[1] signature: FRAC(POLY(INT)) > LIST(SYMBOL) implemented: slot (List (Symbol))(Fraction (Polynomial (Integer))) from RF(INT) [2] signature: EXPR(INT) > LIST(SYMBOL) implemented: slot (List (Symbol))$ from EXPR(INT)
(3) 
Here, variables
comes from RF
. Another way to watch FriCAS looking for functions is )lisp (setq $monitorNewWorld t)
, but I don't understand its output too well. More possibilities are discussed in the file DeveloperNotes.dvi
in axiom/mnt/linux/doc/
.

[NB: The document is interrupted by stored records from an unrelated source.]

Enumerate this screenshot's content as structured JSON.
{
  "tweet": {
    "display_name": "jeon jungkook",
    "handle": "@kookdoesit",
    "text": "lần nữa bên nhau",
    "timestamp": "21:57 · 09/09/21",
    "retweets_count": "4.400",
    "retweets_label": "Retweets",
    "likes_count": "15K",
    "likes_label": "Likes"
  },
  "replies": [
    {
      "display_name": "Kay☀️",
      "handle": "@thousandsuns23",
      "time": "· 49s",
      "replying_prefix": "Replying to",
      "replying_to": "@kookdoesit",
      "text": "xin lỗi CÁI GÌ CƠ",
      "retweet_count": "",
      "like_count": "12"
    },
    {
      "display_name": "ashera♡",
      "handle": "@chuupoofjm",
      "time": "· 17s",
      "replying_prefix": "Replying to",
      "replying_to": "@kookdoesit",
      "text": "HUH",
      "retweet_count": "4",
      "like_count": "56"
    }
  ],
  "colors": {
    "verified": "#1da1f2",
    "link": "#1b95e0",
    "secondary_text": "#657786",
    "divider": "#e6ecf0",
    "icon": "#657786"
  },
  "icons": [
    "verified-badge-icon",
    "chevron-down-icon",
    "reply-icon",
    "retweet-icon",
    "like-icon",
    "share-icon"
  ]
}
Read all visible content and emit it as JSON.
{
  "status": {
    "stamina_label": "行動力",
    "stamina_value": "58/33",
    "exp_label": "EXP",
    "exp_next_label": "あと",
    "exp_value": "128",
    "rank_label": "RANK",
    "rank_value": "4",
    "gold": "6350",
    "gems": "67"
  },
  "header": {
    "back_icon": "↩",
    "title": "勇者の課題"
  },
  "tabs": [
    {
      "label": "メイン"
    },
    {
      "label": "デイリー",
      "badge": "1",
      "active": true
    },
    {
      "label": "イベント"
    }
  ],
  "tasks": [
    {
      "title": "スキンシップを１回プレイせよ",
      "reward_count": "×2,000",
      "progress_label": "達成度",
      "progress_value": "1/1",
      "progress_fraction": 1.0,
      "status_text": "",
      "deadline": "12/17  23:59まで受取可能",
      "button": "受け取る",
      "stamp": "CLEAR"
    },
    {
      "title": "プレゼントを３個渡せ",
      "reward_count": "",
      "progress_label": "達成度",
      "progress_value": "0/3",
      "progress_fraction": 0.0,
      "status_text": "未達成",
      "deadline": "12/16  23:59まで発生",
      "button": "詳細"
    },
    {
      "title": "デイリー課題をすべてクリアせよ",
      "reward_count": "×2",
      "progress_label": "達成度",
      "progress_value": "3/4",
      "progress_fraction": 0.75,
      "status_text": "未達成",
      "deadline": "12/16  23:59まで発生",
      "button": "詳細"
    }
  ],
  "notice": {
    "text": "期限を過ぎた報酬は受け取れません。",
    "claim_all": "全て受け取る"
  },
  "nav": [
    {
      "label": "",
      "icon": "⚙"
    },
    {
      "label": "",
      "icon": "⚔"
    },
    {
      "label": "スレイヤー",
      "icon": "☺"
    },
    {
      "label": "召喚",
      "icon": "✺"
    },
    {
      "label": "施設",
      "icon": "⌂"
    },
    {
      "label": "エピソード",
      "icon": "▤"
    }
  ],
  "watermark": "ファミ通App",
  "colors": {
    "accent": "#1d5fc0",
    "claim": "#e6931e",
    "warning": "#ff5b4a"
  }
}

Given that variables
comes from UP
, we still don't know where it is actually coded. In fact, there is no code for variables
in UP
. So, where does FriCAS look next? We can find out about this using
asq cc UP
which tells us, that the constructorcategory of UP
is UPOLYC
. Et voilĂ :
)abbrev category UPOLYC UnivariatePolynomialCategory ... UnivariatePolynomialCategory(R:Ring): Category == add ... variables(p) == zero? p or zero?(degree p) => [] [create()]
It also helps to look at the modeline of variables
, which we can find out using ')sh UP':
)sh UP UnivariatePolynomial(x: Symbol,R: Ring) is a domain constructor Abbreviation for UnivariatePolynomial is UP This constructor is exposed in this frame. Issue )edit /home/rubey/axiom/mnt/linux/../../src/algebra/UP.spad to see algebra source code for UP  Operations  ... variables : % > List SingletonAsOrderedSet ...
SingletonAsOrderedSet? is a domain which consists of the single element "?"
! Hence, we have reduced the problem of fixing the bug to a
design issue.